** Exercise goal **
This task calls for copying every line of the records that includes the word "mirror".

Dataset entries

--- --- ---

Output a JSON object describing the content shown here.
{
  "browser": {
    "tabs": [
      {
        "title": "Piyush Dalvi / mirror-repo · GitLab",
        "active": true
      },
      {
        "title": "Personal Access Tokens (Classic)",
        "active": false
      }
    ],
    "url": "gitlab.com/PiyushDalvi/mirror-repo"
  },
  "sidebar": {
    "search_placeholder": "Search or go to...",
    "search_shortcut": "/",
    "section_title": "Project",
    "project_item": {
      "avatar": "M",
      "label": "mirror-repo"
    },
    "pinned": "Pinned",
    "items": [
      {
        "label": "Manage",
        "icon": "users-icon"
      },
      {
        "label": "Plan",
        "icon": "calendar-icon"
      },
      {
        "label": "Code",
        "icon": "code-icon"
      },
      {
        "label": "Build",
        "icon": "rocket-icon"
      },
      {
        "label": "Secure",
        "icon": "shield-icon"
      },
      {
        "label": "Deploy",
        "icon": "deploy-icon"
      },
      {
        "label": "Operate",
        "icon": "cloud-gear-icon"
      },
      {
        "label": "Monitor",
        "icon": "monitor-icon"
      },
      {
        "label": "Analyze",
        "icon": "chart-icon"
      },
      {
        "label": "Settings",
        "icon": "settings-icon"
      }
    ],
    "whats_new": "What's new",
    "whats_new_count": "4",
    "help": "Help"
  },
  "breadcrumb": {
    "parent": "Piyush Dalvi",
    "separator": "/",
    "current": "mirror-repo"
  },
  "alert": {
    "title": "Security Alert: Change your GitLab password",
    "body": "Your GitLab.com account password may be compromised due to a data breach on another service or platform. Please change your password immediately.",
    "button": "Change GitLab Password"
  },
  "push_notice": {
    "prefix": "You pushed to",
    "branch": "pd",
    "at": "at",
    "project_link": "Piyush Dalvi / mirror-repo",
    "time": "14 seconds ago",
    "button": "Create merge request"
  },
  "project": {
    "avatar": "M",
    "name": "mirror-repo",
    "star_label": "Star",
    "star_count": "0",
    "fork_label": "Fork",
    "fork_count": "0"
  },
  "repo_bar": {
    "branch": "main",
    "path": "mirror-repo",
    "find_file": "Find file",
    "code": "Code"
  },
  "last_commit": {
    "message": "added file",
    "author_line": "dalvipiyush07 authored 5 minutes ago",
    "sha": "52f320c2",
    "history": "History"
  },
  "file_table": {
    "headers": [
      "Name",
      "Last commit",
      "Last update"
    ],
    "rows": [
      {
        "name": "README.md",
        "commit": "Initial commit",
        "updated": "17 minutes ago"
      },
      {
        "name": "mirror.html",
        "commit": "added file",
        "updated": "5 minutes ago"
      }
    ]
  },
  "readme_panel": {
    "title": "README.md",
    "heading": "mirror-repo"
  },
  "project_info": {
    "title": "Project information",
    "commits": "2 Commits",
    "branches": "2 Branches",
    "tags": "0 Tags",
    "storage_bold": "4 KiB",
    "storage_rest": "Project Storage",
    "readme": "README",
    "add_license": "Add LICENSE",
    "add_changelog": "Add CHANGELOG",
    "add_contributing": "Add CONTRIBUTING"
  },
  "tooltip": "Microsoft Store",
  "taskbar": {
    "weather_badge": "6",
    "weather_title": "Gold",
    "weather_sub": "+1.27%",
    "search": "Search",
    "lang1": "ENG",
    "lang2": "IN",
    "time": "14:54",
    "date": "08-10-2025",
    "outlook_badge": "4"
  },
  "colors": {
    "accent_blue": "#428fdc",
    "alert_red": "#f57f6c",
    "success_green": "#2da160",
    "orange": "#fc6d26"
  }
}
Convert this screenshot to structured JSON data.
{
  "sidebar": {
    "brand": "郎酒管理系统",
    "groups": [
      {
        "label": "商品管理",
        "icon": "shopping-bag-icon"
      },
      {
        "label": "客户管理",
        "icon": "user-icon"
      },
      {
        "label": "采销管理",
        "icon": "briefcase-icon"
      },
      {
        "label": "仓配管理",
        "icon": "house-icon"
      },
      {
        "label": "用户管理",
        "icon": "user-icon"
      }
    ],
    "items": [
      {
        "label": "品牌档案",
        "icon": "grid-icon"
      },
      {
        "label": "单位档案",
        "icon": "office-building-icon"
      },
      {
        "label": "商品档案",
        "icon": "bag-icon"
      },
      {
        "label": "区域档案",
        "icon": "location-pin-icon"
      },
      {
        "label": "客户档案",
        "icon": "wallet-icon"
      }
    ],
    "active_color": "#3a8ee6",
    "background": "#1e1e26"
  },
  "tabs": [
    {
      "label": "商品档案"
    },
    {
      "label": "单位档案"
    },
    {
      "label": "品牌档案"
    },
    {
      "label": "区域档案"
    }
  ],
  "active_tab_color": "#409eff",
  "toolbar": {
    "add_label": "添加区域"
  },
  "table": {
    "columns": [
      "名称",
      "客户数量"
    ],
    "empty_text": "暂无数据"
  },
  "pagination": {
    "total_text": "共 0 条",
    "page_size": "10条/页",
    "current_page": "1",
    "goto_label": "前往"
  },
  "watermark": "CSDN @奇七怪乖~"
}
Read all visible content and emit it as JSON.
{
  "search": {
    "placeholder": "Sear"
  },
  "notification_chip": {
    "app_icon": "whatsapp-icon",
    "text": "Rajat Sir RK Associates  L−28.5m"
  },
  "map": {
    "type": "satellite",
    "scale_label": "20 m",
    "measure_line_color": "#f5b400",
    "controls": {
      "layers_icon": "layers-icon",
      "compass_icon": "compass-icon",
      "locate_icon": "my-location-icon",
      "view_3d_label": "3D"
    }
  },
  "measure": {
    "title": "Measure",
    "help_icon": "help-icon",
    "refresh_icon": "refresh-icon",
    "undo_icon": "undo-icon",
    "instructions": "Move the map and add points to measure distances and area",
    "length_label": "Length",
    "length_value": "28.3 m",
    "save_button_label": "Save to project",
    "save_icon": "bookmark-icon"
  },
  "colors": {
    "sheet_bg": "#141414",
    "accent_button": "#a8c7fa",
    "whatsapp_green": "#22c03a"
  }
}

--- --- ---

** Solution for this task **
        "title": "Piyush Dalvi / mirror-repo · GitLab",
    "url": "gitlab.com/PiyushDalvi/mirror-repo"
      "label": "mirror-repo"
    "current": "mirror-repo"
    "project_link": "Piyush Dalvi / mirror-repo",
    "name": "mirror-repo",
    "path": "mirror-repo",
        "name": "mirror.html",
    "heading": "mirror-repo"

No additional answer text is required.